Clara cells drive eosinophil accumulation in allergic asthma
EUROPEAN RESPIRATORY JOURNAL
Authors: Sonar, S. S.; Ehmke, M.; Marsh, L. M.; Dietze, J.; Dudda, J. C.; Conrad, M. L.; Renz, H.; Nockher, W. A.
Development of allergic asthma is a complex process involving immune, neuronal and tissue cells. In the lung, Clara cells represent a major part of the "immunomodulatory barrier" of the airway epithelium. To understand the contribution of these cells to the inflammatory outcome of asthma, disease development was assessed using an adjuvant-free ovalbumin model. Mice were sensitised with subcutaneous injections of 10 mu g endotoxin-free ovalbumin in conjunction with naphthalene-induced Clara cell depletion. Clara epithelial cell depletion in the lung strongly reduced eosinophil influx, which correlated with decreased eotaxin levels and, moreover, diminished the T-helper cell type 2 inflammatory response, including interleukin (IL)-4, IL-5 and IL-13. In contrast, airway hyperresponsiveness was increased. Further investigation revealed Clara cells as the principal source of eotaxin in the lung. These findings are the first to show that Clara airway epithelial cells substantially contribute to the infiltration of eotaxin-responsive CCR3+ immune cells and augment the allergic immune response in the lung. The present study identifies Clara cells as a potential therapeutic target in inflammatory lung diseases such as allergic asthma.

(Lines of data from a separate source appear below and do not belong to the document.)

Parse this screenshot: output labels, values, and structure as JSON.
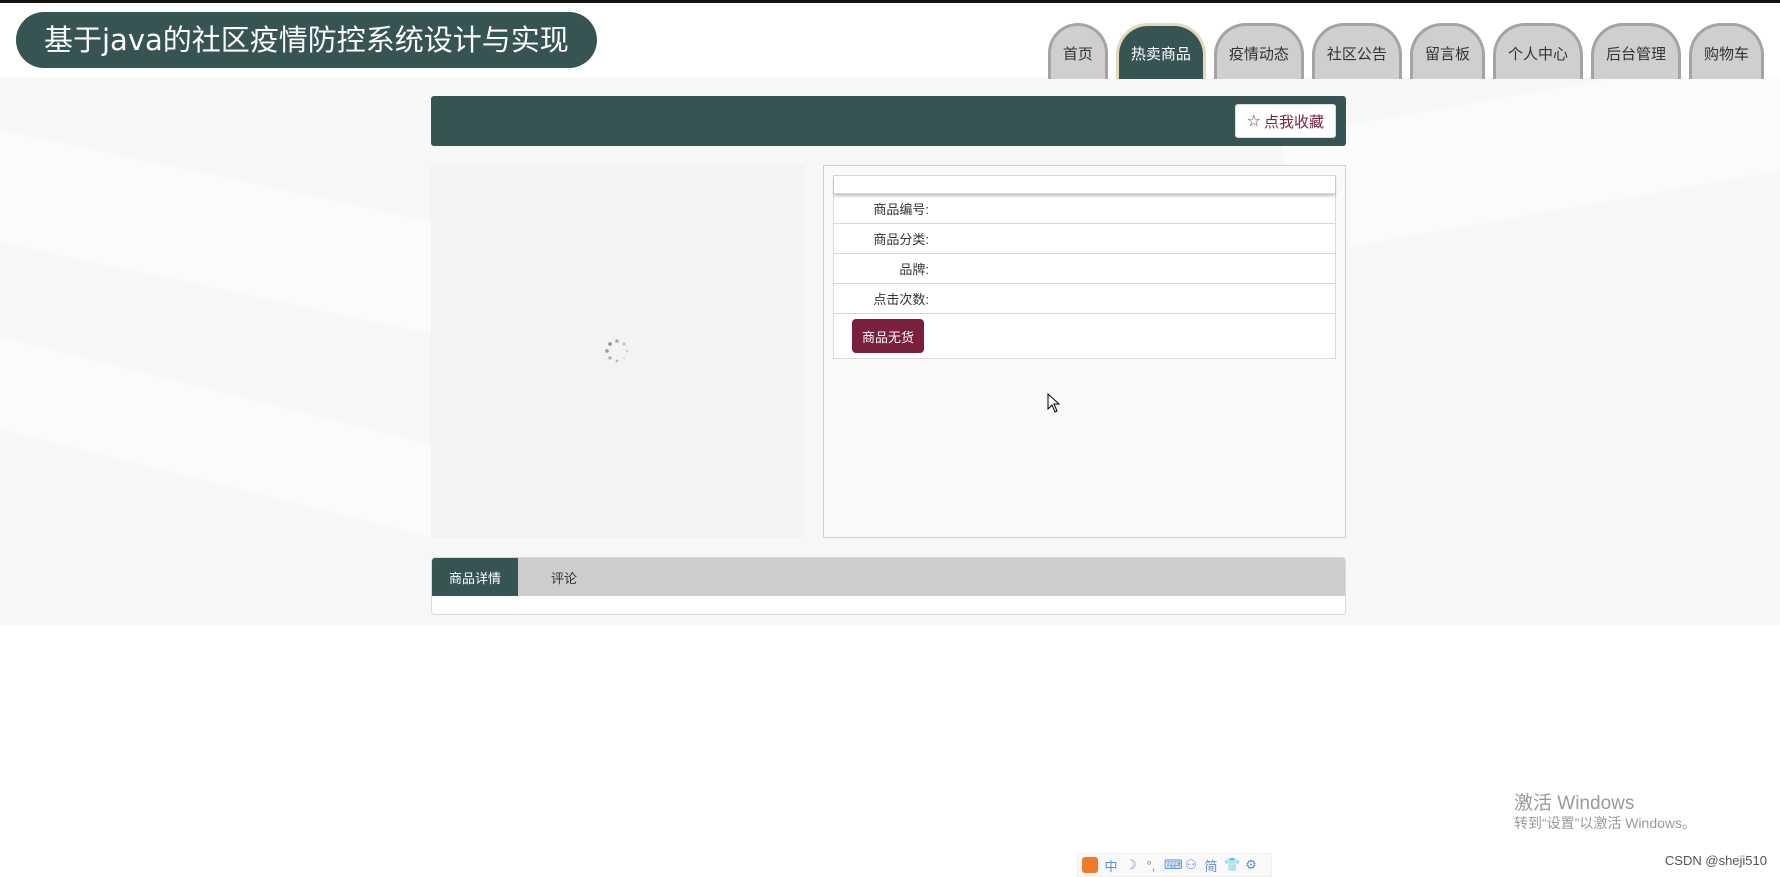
{
  "header": {
    "site_title": "基于java的社区疫情防控系统设计与实现",
    "nav": [
      {
        "label": "首页",
        "active": false
      },
      {
        "label": "热卖商品",
        "active": true
      },
      {
        "label": "疫情动态",
        "active": false
      },
      {
        "label": "社区公告",
        "active": false
      },
      {
        "label": "留言板",
        "active": false
      },
      {
        "label": "个人中心",
        "active": false
      },
      {
        "label": "后台管理",
        "active": false
      },
      {
        "label": "购物车",
        "active": false
      }
    ]
  },
  "page_header": {
    "favorite_label": "点我收藏",
    "favorite_icon": "star-outline-icon"
  },
  "product_info": {
    "title": "",
    "fields": [
      {
        "label": "商品编号:",
        "value": ""
      },
      {
        "label": "商品分类:",
        "value": ""
      },
      {
        "label": "品牌:",
        "value": ""
      },
      {
        "label": "点击次数:",
        "value": ""
      }
    ],
    "stock_button": "商品无货"
  },
  "tabs": [
    {
      "label": "商品详情",
      "active": true
    },
    {
      "label": "评论",
      "active": false
    }
  ],
  "watermark": {
    "title": "激活 Windows",
    "subtitle": "转到“设置”以激活 Windows。"
  },
  "footer_credit": "CSDN @sheji510",
  "ime_bar": [
    "中",
    "☽",
    "°,",
    "⌨",
    "⚇",
    "简",
    "👕",
    "⚙"
  ],
  "colors": {
    "primary": "#355453",
    "accent": "#7b1f3f",
    "nav_bg": "#cfcfcf"
  }
}
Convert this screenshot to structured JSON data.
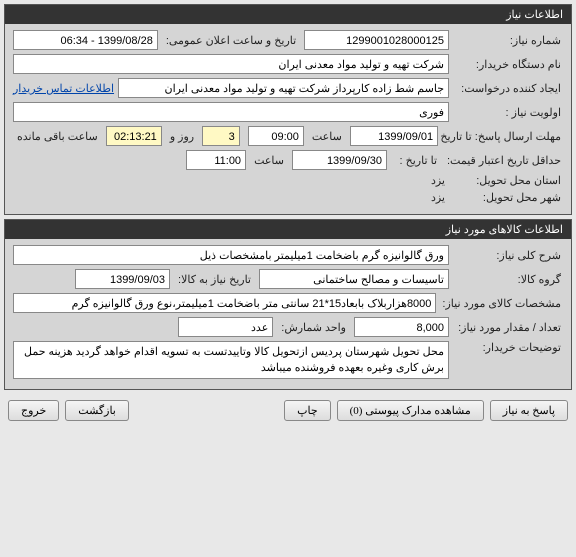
{
  "sections": {
    "need_info_title": "اطلاعات نیاز",
    "goods_info_title": "اطلاعات کالاهای مورد نیاز"
  },
  "labels": {
    "need_number": "شماره نیاز:",
    "public_announce": "تاریخ و ساعت اعلان عمومی:",
    "org_name": "نام دستگاه خریدار:",
    "request_creator": "ایجاد کننده درخواست:",
    "need_priority": "اولویت نیاز :",
    "deadline": "مهلت ارسال پاسخ:  تا تاریخ :",
    "time": "ساعت",
    "days": "روز و",
    "time_remain": "ساعت باقی مانده",
    "min_validity": "حداقل تاریخ اعتبار قیمت:",
    "until_date": "تا تاریخ :",
    "delivery_province": "استان محل تحویل:",
    "delivery_city": "شهر محل تحویل:",
    "yazd": "یزد",
    "general_desc": "شرح کلی نیاز:",
    "goods_group": "گروه کالا:",
    "need_date": "تاریخ نیاز به کالا:",
    "goods_spec": "مشخصات کالای مورد نیاز:",
    "qty": "تعداد / مقدار مورد نیاز:",
    "unit": "واحد شمارش:",
    "buyer_notes": "توضیحات خریدار:",
    "contact_link": "اطلاعات تماس خریدار"
  },
  "values": {
    "need_number": "1299001028000125",
    "announce_datetime": "1399/08/28 - 06:34",
    "org_name": "شرکت تهیه و تولید مواد معدنی ایران",
    "request_creator": "جاسم شط زاده کارپرداز شرکت تهیه و تولید مواد معدنی ایران",
    "priority": "فوری",
    "deadline_date": "1399/09/01",
    "deadline_time": "09:00",
    "remain_days": "3",
    "remain_time": "02:13:21",
    "validity_date": "1399/09/30",
    "validity_time": "11:00",
    "province": "یزد",
    "city": "یزد",
    "general_desc": "ورق گالوانیزه گرم باضخامت 1میلیمتر بامشخصات ذیل",
    "goods_group": "تاسیسات و مصالح ساختمانی",
    "need_date": "1399/09/03",
    "goods_spec": "8000هزاربلاک بابعاد15*21 سانتی متر باضخامت 1میلیمتر،نوع ورق گالوانیزه گرم",
    "qty": "8,000",
    "unit": "عدد",
    "buyer_notes": "محل تحویل شهرستان پردیس ازتحویل کالا وتاییدتست به تسویه اقدام خواهد گردید هزینه حمل برش کاری وغیره بعهده فروشنده میباشد"
  },
  "buttons": {
    "respond": "پاسخ به نیاز",
    "attachments": "مشاهده مدارک پیوستی (0)",
    "print": "چاپ",
    "back": "بازگشت",
    "exit": "خروج"
  }
}
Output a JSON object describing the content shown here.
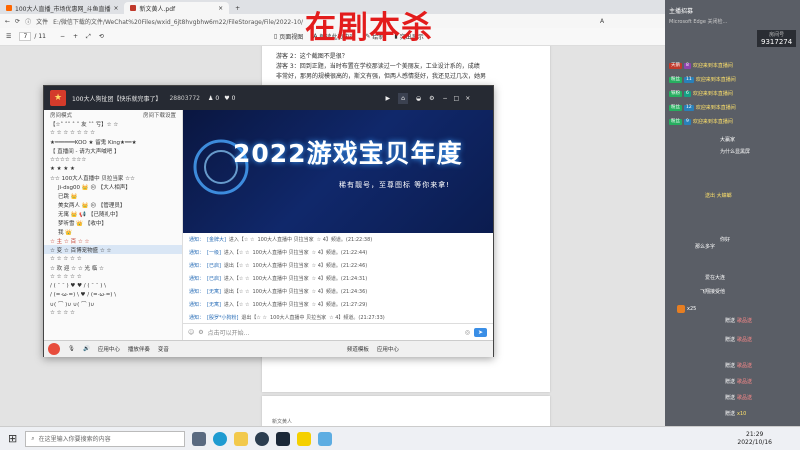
{
  "browser": {
    "tabs": [
      {
        "label": "100大人直播_市场优惠网_斗鱼直播"
      },
      {
        "label": "×"
      },
      {
        "label": "新文黄人.pdf",
        "active": true
      },
      {
        "label": "×"
      }
    ],
    "new_tab": "+",
    "address_label": "文件",
    "address": "E:/微信下载的文件/WeChat%20Files/wxid_6jt8hvgbhw6m22/FileStorage/File/2022-10/",
    "address_end": "A"
  },
  "pdf_toolbar": {
    "page_current": "7",
    "page_total": "/ 11",
    "tools": [
      "页面视图",
      "朗读此页内容",
      "绘制",
      "突出显示"
    ]
  },
  "watermark": "在剧本杀",
  "document": {
    "page1_lines": [
      "游客 2：这个截图不是很？",
      "游客 3：回到正题，当时布置在学校那读过一个美丽友，工业设计系的，成绩",
      "非常好，那男的规模很高的，斯文有强，但两人感情挺好，我还见过几次，她男"
    ],
    "page2_header": "新文黄人"
  },
  "client": {
    "title": "100大人狗扯团【快乐就完事了】",
    "id": "28803772",
    "likes": "0",
    "fans": "0",
    "left_header_a": "房间模式",
    "left_header_b": "房间下载设置",
    "list_rows": [
      "【☆˚ ˚˚ ˚ ˚ 友 ˚˚ 亏】☆ ☆",
      "☆ ☆ ☆ ☆ ☆ ☆ ☆",
      "★══════KOO ★ 留鬼 King★══★",
      "【 直播间 - 请为大声喊吧 】",
      "☆☆☆☆ ☆☆☆",
      "★ ★ ★ ★",
      "☆☆ 100大人直播中 贝拉当家 ☆☆",
      "Ji-dsg00 👑 😐 【大人相声】",
      "已跳 👑",
      "美女两人 👑 😐 【管理员】",
      "无寓 👑 📢 【已随礼中】",
      "梦听雪 👑 【收中】",
      "我 👑",
      "☆ 主 ☆ 百 ☆ ☆",
      "☆ 变 ☆ 百博宠物盛 ☆ ☆",
      "☆ ☆ ☆ ☆ ☆",
      "☆ 欢 迎 ☆ ☆ 光 临 ☆",
      "☆ ☆ ☆ ☆ ☆",
      "/ ( ¯ ¯ ) ♥ ♥ / ( ¯ ¯ ) \\",
      "/ (=·ω·=) \\ ♥ / (=·ω·=) \\",
      "∪( ⌒ )∪ ∪( ⌒ )∪",
      "☆ ☆ ☆ ☆"
    ],
    "banner_title": "2022游戏宝贝年度",
    "banner_sub": "稀有靓号，至尊图标 等你来拿!",
    "chat_rows": [
      {
        "prefix": "通知：",
        "user": "[金牌大]",
        "act": "进入【☆ ☆",
        "room": "100大人直播中 贝拉当家",
        "end": "☆ 4】频道。(21:22:38)"
      },
      {
        "prefix": "通知：",
        "user": "[一级]",
        "act": "进入【☆ ☆",
        "room": "100大人直播中 贝拉当家",
        "end": "☆ 4】频道。(21:22:44)"
      },
      {
        "prefix": "通知：",
        "user": "[已启]",
        "act": "退出【☆ ☆",
        "room": "100大人直播中 贝拉当家",
        "end": "☆ 4】频道。(21:22:46)"
      },
      {
        "prefix": "通知：",
        "user": "[已启]",
        "act": "进入【☆ ☆",
        "room": "100大人直播中 贝拉当家",
        "end": "☆ 4】频道。(21:24:31)"
      },
      {
        "prefix": "通知：",
        "user": "[无寓]",
        "act": "退出【☆ ☆",
        "room": "100大人直播中 贝拉当家",
        "end": "☆ 4】频道。(21:24:36)"
      },
      {
        "prefix": "通知：",
        "user": "[无寓]",
        "act": "进入【☆ ☆",
        "room": "100大人直播中 贝拉当家",
        "end": "☆ 4】频道。(21:27:29)"
      },
      {
        "prefix": "通知：",
        "user": "[殷罗*小狗粉]",
        "act": "退出【☆ ☆",
        "room": "100大人直播中 贝拉当家",
        "end": "☆ 4】频道。(21:27:33)"
      }
    ],
    "input_placeholder": "点击可以开始...",
    "bottom_items": [
      "应用中心",
      "播放伴奏",
      "变音"
    ],
    "bottom_right": [
      "频道模板",
      "应用中心"
    ]
  },
  "danmaku": {
    "header_title": "主播招募",
    "header_sub": "Microsoft Edge 关闭检...",
    "uid_label": "房间号",
    "uid": "9317274",
    "messages": [
      {
        "badge": "天鹅",
        "level": "8",
        "name": "",
        "text": "欢迎来到本直播间"
      },
      {
        "badge": "粉丝",
        "level": "11",
        "name": "",
        "text": "欢迎来到本直播间"
      },
      {
        "badge": "铁粉",
        "level": "6",
        "name": "",
        "text": "欢迎来到本直播间"
      },
      {
        "badge": "粉丝",
        "level": "12",
        "name": "",
        "text": "欢迎来到本直播间"
      },
      {
        "badge": "粉丝",
        "level": "9",
        "name": "",
        "text": "欢迎来到本直播间"
      },
      {
        "badge": "",
        "level": "",
        "name": "大赢家",
        "text": ""
      },
      {
        "badge": "",
        "level": "",
        "name": "为什么显黑屏",
        "text": ""
      },
      {
        "badge": "",
        "level": "",
        "name": "",
        "text": "送出 大蟑螂"
      },
      {
        "badge": "",
        "level": "",
        "name": "",
        "text": "你好"
      },
      {
        "badge": "",
        "level": "",
        "name": "那么多字",
        "text": ""
      },
      {
        "badge": "",
        "level": "",
        "name": "爱在大连",
        "text": ""
      },
      {
        "badge": "",
        "level": "",
        "name": "飞翔接受他",
        "text": ""
      },
      {
        "badge": "",
        "level": "",
        "name": "",
        "text": "x25"
      },
      {
        "badge": "",
        "level": "",
        "name": "赠送",
        "text": "歌品送"
      },
      {
        "badge": "",
        "level": "",
        "name": "赠送",
        "text": "歌品送"
      },
      {
        "badge": "",
        "level": "",
        "name": "赠送",
        "text": "歌品送"
      },
      {
        "badge": "",
        "level": "",
        "name": "赠送",
        "text": "歌品送"
      },
      {
        "badge": "",
        "level": "",
        "name": "赠送",
        "text": "歌品送"
      },
      {
        "badge": "",
        "level": "",
        "name": "赠送",
        "text": "x10"
      }
    ]
  },
  "taskbar": {
    "search_placeholder": "在这里输入你要搜索的内容",
    "time": "21:29",
    "date": "2022/10/16"
  },
  "colors": {
    "watermark": "#e31c1c",
    "client_top": "#262a33",
    "banner": "#10286b",
    "right_panel": "#5a5e66",
    "danmaku_text": "#ffe26b"
  }
}
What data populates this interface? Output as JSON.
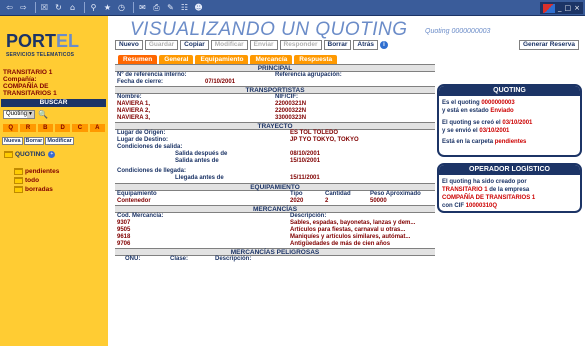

Chemokine receptor patterns and right heart failure in mechanical circulatory support
JOURNAL OF HEART AND LUNG TRANSPLANTATION
Authors: Nayak, Aditi; Neill, Colin; Kormos, Robert L.; Lagazzi, Luigi; Haider, Indrani; McTiernan, Charles; Larsen, Jennifer; Inashvili, Ana; Teuteberg, Jeffrey; Bachman, Timothy N.; Hanley-Yanez, Karen; McNamara, Dennis M.; Simon, Marc A.
BACKGROUND: Right ventricular failure (RVF) complicates 9% to 44% of left ventricular assist device (LVAD) implants post-operatively. Current prediction scores perform only modestly in validation studies, and do not include immune markers. Chemokines are inflammatory signaling molecules with a fundamental role in cardiac physiology and stress adaptation. In this study we investigated chemokine receptor regulation in LVAD recipients who develop RVF. METHODS: Expression of chemokine receptor (CCR) genes 3 to 8 were examined in the peripheral blood of 1 1 1 LVAD patients, collected 24 hours before implant. RNA was isolated using a PAXgene protocol. Gene expression was assessed using a targeted microarray (RT2 Profiler PCR Array; Qiagen). Results were expressed as polymerase chain reaction (PCR) cycles to threshold and normalized to the average of 3 control genes, glyceraldehyde phosphate dehydrogenase (GAPDH), hypoxanthine phosphoribosyltransferase I (HPRTI) and beta(2)-microglobulin (B2M). Secondary outcomes studied were I-year mortality and long-term RV failure (RVF-LT). RESULTS: CCR3, CCR4, CCR6, CCR7 and CCR8 were downregulated in LVAD recipients with RVF. Within this cohort of patients, CCR4, CCR7 and CCR8 were further downregulated in those who required RV mechanical support. In addition, under-expression of CCR3 to CCR8 was independently associated with an increased risk of mortality at 1 year, even after adjusting for RVF. CCR expression did not predict RVF-LT in our patient cohort. CONCLUSIONS: Pre-LVAD CCR downregulation is associated with RVF and increased mortality after implant. Inflammatory signatures may play a major role in prognostication in this patient population. (C) 2017 International Society for Heart and Lung Transplantation. All rights reserved.